… from the newsletter notes of Head Teacher John Boyce
In 2001, before we started Garin the new senior staff and I gathered one week in November to talk about the sort of school we wanted, and we talked a lot about the culture we wanted to create.
We wanted a school where each individual was respected as a unique creation from God – we wanted a school where everyone could reach their academic potential – a place where all students would have the opportunity to develop leadership, parenting and citizenship skills and attitudes.
We wanted a school that didn’t do things just because that was the way they had always been done (that is where “doing things differently” came from) … there were all sorts of things we wanted.
And we wanted a school without anger, without shouting, without blame, without punishment.
A lot of schools create an environment where it is “us versus the teachers”. I know this because I see it a lot when students transfer from other schools. They often come with a “don’t tell the teachers” attitude that says to me that we are seen as the opposition-adults to be got around.
We don’t do that at Garin. If a student gets it wrong, we expect them to own up. A phrase we hear a lot is “fair cop”.
A few weeks ago in a newsletter we had the outline of a poster English teacher Nic Richards had in his classroom, something I am now seeing in a lot of rooms:
To Get Out Of Trouble …
Say: “It was me. I was responsible.”
Say: “I am sorry.”
Say: “It won’t happen again.”
Say: “What can I do to make up for it?”
When problems are approached with that sort of attitude, teachers usually see that the education has already happened, the lesson has been learnt, so there is less need for stronger action. (Unless, of course, the student repeats the same mistake!)
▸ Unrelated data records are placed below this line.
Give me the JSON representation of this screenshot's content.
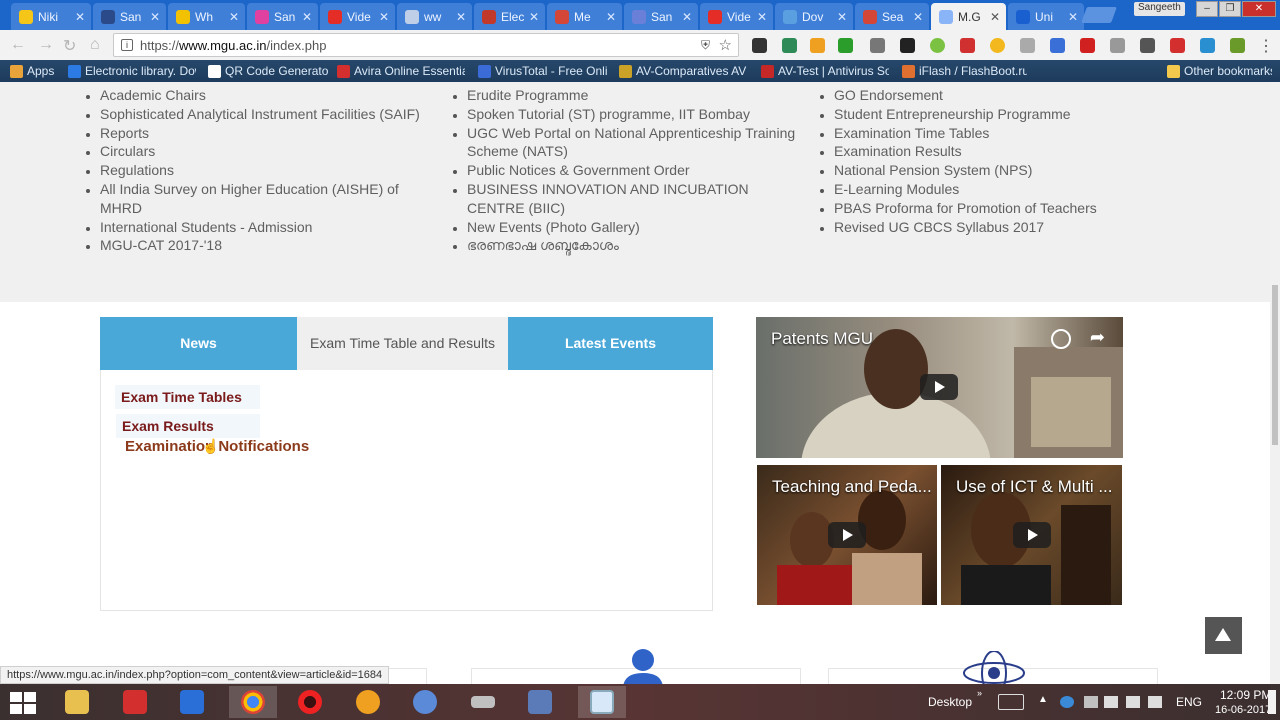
{
  "browser": {
    "tabs": [
      {
        "title": "Niki",
        "color": "#f5c518"
      },
      {
        "title": "San",
        "color": "#2a4a8a"
      },
      {
        "title": "Wh",
        "color": "#f2c200"
      },
      {
        "title": "San",
        "color": "#e040a0"
      },
      {
        "title": "Vide",
        "color": "#e52d27"
      },
      {
        "title": "ww",
        "color": "#bfcfe8"
      },
      {
        "title": "Elec",
        "color": "#c0392b"
      },
      {
        "title": "Me",
        "color": "#d44638"
      },
      {
        "title": "San",
        "color": "#6a7fd8"
      },
      {
        "title": "Vide",
        "color": "#e52d27"
      },
      {
        "title": "Dov",
        "color": "#5aa0e0"
      },
      {
        "title": "Sea",
        "color": "#d44638"
      },
      {
        "title": "M.G",
        "color": "#8ab4f8",
        "active": true
      },
      {
        "title": "Uni",
        "color": "#1a5fd0"
      }
    ],
    "profile_name": "Sangeeth",
    "url_prefix": "https://",
    "url_host": "www.mgu.ac.in",
    "url_path": "/index.php",
    "bookmarks": [
      {
        "label": "Apps",
        "color": "#e8a33a"
      },
      {
        "label": "Electronic library. Dow",
        "color": "#2c7be5"
      },
      {
        "label": "QR Code Generator",
        "color": "#ffffff"
      },
      {
        "label": "Avira Online Essential",
        "color": "#d32f2f"
      },
      {
        "label": "VirusTotal - Free Onli",
        "color": "#3b6bd6"
      },
      {
        "label": "AV-Comparatives AV",
        "color": "#c9a227"
      },
      {
        "label": "AV-Test | Antivirus So",
        "color": "#c62828"
      },
      {
        "label": "iFlash / FlashBoot.ru",
        "color": "#e07030"
      },
      {
        "label": "Other bookmarks",
        "color": "#f2c94c"
      }
    ]
  },
  "links": {
    "col1": [
      "Academic Chairs",
      "Sophisticated Analytical Instrument Facilities (SAIF)",
      "Reports",
      "Circulars",
      "Regulations",
      "All India Survey on Higher Education (AISHE) of MHRD",
      "International Students - Admission",
      "MGU-CAT 2017-'18"
    ],
    "col2": [
      "Erudite Programme",
      "Spoken Tutorial (ST) programme, IIT Bombay",
      "UGC Web Portal on National Apprenticeship Training Scheme (NATS)",
      "Public Notices & Government Order",
      "BUSINESS INNOVATION AND INCUBATION CENTRE (BIIC)",
      "New Events (Photo Gallery)",
      "ഭരണഭാഷ ശബ്ദകോശം"
    ],
    "col3": [
      "GO Endorsement",
      "Student Entrepreneurship Programme",
      "Examination Time Tables",
      "Examination Results",
      "National Pension System (NPS)",
      "E-Learning Modules",
      "PBAS Proforma for Promotion of Teachers",
      "Revised UG CBCS Syllabus 2017"
    ]
  },
  "tabs": {
    "news": "News",
    "exam": "Exam Time Table and Results",
    "events": "Latest Events"
  },
  "panel": {
    "time_tables": "Exam Time Tables",
    "results": "Exam Results",
    "notifications": "Examination Notifications"
  },
  "videos": [
    {
      "title": "Patents MGU"
    },
    {
      "title": "Teaching and Peda..."
    },
    {
      "title": "Use of ICT & Multi ..."
    }
  ],
  "status_url": "https://www.mgu.ac.in/index.php?option=com_content&view=article&id=1684",
  "taskbar": {
    "desktop_label": "Desktop",
    "language": "ENG",
    "time": "12:09 PM",
    "date": "16-06-2017"
  }
}
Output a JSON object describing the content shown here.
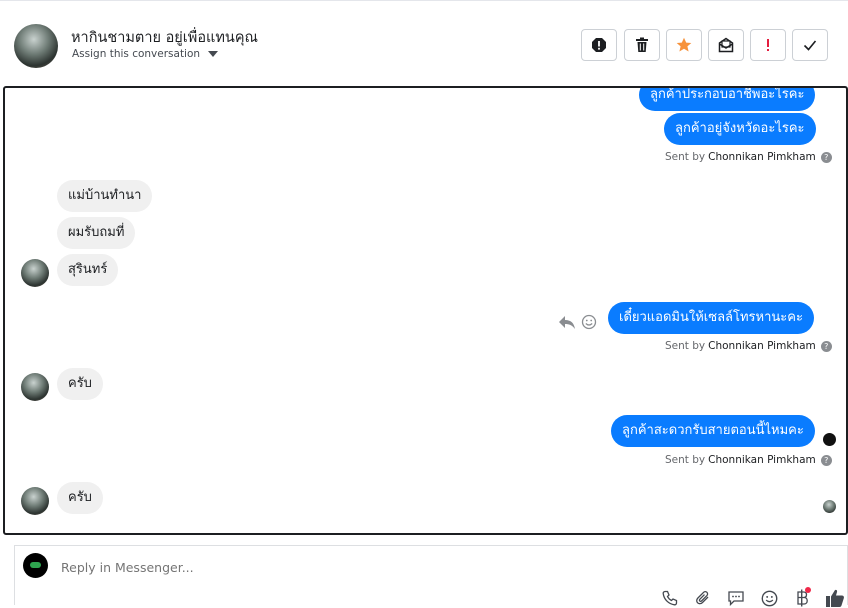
{
  "header": {
    "contact_name": "หากินชามตาย อยู่เพื่อแทนคุณ",
    "assign_label": "Assign this conversation",
    "actions": [
      "spam-icon",
      "trash-icon",
      "star-icon",
      "mark-unread-icon",
      "important-icon",
      "done-icon"
    ],
    "colors": {
      "star": "#f7923a",
      "important": "#e41e3f"
    }
  },
  "messages": {
    "out1": "ลูกค้าประกอบอาชีพอะไรคะ",
    "out2": "ลูกค้าอยู่จังหวัดอะไรคะ",
    "in1": "แม่บ้านทำนา",
    "in2": "ผมรับถมที่",
    "in3": "สุรินทร์",
    "out3": "เดี๋ยวแอดมินให้เซลล์โทรหานะคะ",
    "in4": "ครับ",
    "out4": "ลูกค้าสะดวกรับสายตอนนี้ไหมคะ",
    "in5": "ครับ"
  },
  "sent_by": {
    "prefix": "Sent by",
    "name": "Chonnikan Pimkham",
    "help": "?"
  },
  "composer": {
    "placeholder": "Reply in Messenger...",
    "tools": [
      "phone-icon",
      "attachment-icon",
      "saved-reply-icon",
      "emoji-icon",
      "baht-icon",
      "like-icon"
    ]
  },
  "colors": {
    "outgoing": "#0a7cff",
    "incoming": "#f0f0f0"
  }
}
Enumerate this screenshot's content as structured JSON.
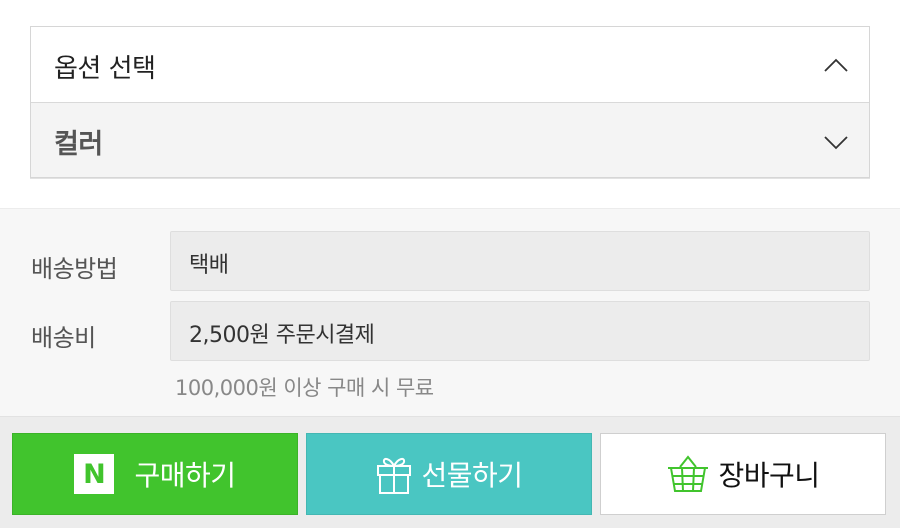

That does not mean that we don’t have consequences. Our “study halls” and “pro-social classes” are both part of our system of consequences-but we don’t see either of them as punishment: they are simply consequences for something that went wrong, and an opportunity for learning or coaching.
Our “thinksheets” are also part of a no blame-no punishment philosophy. In this system, when a student is off-task or distracting other students the teacher will give them a couple of reminders, and then, if necessary, the student is separated from the class and asked to fill in a simple sheet to help them think about the effects of their actions.
If that doesn’t work, they go to the back of another class and think about what happened. By this stage there is clearly a problem so we tell you, and we take the time to put things right with the teacher.
So normally we don’t need punishment: but we do need consequences when a student needs time or training to clarify what is the right way to do things here.
God doesn’t make junk!
Garin College, and Catholic schools around the world, have this basic premise in common: each one of us was created by God. That leads to a very clear conclusion: because God made each one of us, each one of is special. Put it another way: God doesn’t make junk!
That logic changes the way Catholic schools operate-and the way members of a Catholic school are treated. The key word is “respect”. There are many, many implications that flow from that understanding, and having a school without anger or punishment is one of them.
Another implication of that premise is the way we run our wider pastoral care system.